Across the entries below, how many lines contain the string "desc"? Give only the count.

[[ DATA FOR THE TASK open ]]

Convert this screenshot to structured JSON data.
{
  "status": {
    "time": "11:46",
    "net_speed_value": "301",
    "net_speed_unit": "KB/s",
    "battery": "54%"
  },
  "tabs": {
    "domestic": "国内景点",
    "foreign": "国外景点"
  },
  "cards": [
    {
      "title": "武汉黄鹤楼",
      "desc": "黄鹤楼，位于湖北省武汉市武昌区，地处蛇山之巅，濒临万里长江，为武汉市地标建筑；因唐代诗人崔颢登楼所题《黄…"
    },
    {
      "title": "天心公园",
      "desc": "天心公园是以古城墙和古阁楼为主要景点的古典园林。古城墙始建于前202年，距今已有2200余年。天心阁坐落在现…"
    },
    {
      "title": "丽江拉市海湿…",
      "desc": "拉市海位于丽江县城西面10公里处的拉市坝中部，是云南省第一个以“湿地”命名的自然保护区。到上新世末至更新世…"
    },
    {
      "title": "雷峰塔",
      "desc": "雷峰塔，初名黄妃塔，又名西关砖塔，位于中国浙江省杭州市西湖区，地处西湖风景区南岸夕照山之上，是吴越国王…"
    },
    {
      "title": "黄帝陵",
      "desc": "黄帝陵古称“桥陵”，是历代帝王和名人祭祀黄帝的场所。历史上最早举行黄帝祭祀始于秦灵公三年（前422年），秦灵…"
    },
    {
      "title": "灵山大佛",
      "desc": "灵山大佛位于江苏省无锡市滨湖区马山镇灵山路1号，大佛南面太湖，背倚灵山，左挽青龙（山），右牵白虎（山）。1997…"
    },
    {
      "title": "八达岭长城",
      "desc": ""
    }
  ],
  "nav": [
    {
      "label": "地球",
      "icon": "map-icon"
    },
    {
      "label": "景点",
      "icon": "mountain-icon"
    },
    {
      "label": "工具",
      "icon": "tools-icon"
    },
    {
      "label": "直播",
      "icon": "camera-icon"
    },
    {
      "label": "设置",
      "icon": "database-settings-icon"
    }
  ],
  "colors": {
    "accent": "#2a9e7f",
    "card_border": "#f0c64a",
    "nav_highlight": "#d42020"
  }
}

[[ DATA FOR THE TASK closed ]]

== WRITTEN RESPONSE ==
7